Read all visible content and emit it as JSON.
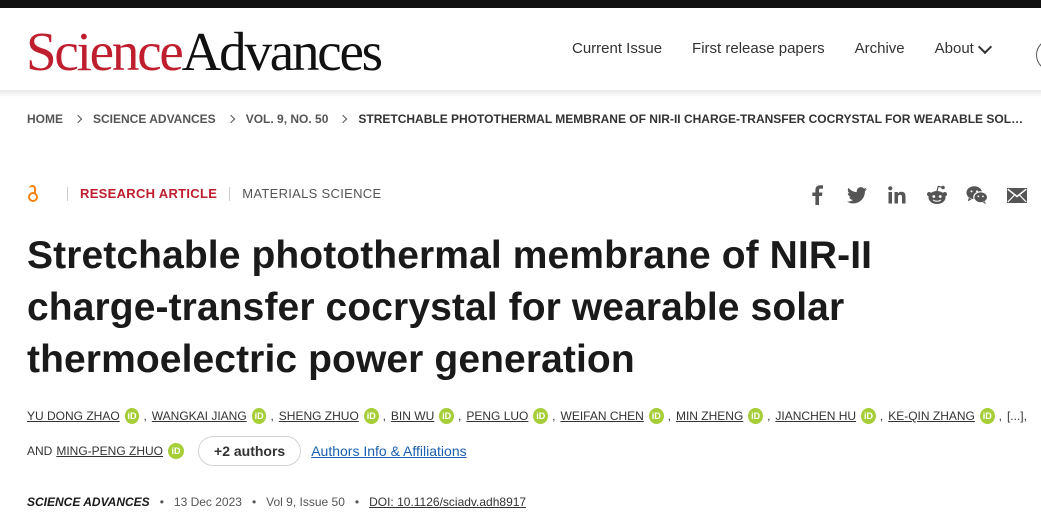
{
  "header": {
    "logo_part1": "Science",
    "logo_part2": "Advances",
    "nav": [
      "Current Issue",
      "First release papers",
      "Archive",
      "About"
    ]
  },
  "breadcrumb": {
    "items": [
      "HOME",
      "SCIENCE ADVANCES",
      "VOL. 9, NO. 50"
    ],
    "current": "STRETCHABLE PHOTOTHERMAL MEMBRANE OF NIR-II CHARGE-TRANSFER COCRYSTAL FOR WEARABLE SOLA..."
  },
  "article": {
    "type": "RESEARCH ARTICLE",
    "subject": "MATERIALS SCIENCE",
    "title": "Stretchable photothermal membrane of NIR-II charge-transfer cocrystal for wearable solar thermoelectric power generation",
    "authors": [
      "YU DONG ZHAO",
      "WANGKAI JIANG",
      "SHENG ZHUO",
      "BIN WU",
      "PENG LUO",
      "WEIFAN CHEN",
      "MIN ZHENG",
      "JIANCHEN HU",
      "KE-QIN ZHANG"
    ],
    "orcid_label": "iD",
    "ellipsis": "[...],",
    "and_text": "AND",
    "last_author": "MING-PENG ZHUO",
    "more_authors": "+2 authors",
    "affiliations_link": "Authors Info & Affiliations"
  },
  "citation": {
    "journal": "SCIENCE ADVANCES",
    "separator": "•",
    "date": "13 Dec 2023",
    "volume": "Vol 9, Issue 50",
    "doi": "DOI: 10.1126/sciadv.adh8917"
  },
  "share_icons": [
    "facebook-icon",
    "twitter-icon",
    "linkedin-icon",
    "reddit-icon",
    "wechat-icon",
    "email-icon"
  ],
  "colors": {
    "brand_red": "#bf1e2e",
    "open_access_orange": "#f68212",
    "orcid_green": "#a6ce39",
    "link_blue": "#1a5faf"
  }
}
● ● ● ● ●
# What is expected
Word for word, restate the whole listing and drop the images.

# Your solution
Read all visible content and emit it as JSON.
{
  "header": {
    "logo_part1": "Science",
    "logo_part2": "Advances",
    "nav": [
      "Current Issue",
      "First release papers",
      "Archive",
      "About"
    ]
  },
  "breadcrumb": {
    "items": [
      "HOME",
      "SCIENCE ADVANCES",
      "VOL. 9, NO. 50"
    ],
    "current": "STRETCHABLE PHOTOTHERMAL MEMBRANE OF NIR-II CHARGE-TRANSFER COCRYSTAL FOR WEARABLE SOLA..."
  },
  "article": {
    "type": "RESEARCH ARTICLE",
    "subject": "MATERIALS SCIENCE",
    "title": "Stretchable photothermal membrane of NIR-II charge-transfer cocrystal for wearable solar thermoelectric power generation",
    "authors": [
      "YU DONG ZHAO",
      "WANGKAI JIANG",
      "SHENG ZHUO",
      "BIN WU",
      "PENG LUO",
      "WEIFAN CHEN",
      "MIN ZHENG",
      "JIANCHEN HU",
      "KE-QIN ZHANG"
    ],
    "orcid_label": "iD",
    "ellipsis": "[...],",
    "and_text": "AND",
    "last_author": "MING-PENG ZHUO",
    "more_authors": "+2 authors",
    "affiliations_link": "Authors Info & Affiliations"
  },
  "citation": {
    "journal": "SCIENCE ADVANCES",
    "separator": "•",
    "date": "13 Dec 2023",
    "volume": "Vol 9, Issue 50",
    "doi": "DOI: 10.1126/sciadv.adh8917"
  },
  "share_icons": [
    "facebook-icon",
    "twitter-icon",
    "linkedin-icon",
    "reddit-icon",
    "wechat-icon",
    "email-icon"
  ],
  "colors": {
    "brand_red": "#bf1e2e",
    "open_access_orange": "#f68212",
    "orcid_green": "#a6ce39",
    "link_blue": "#1a5faf"
  }
}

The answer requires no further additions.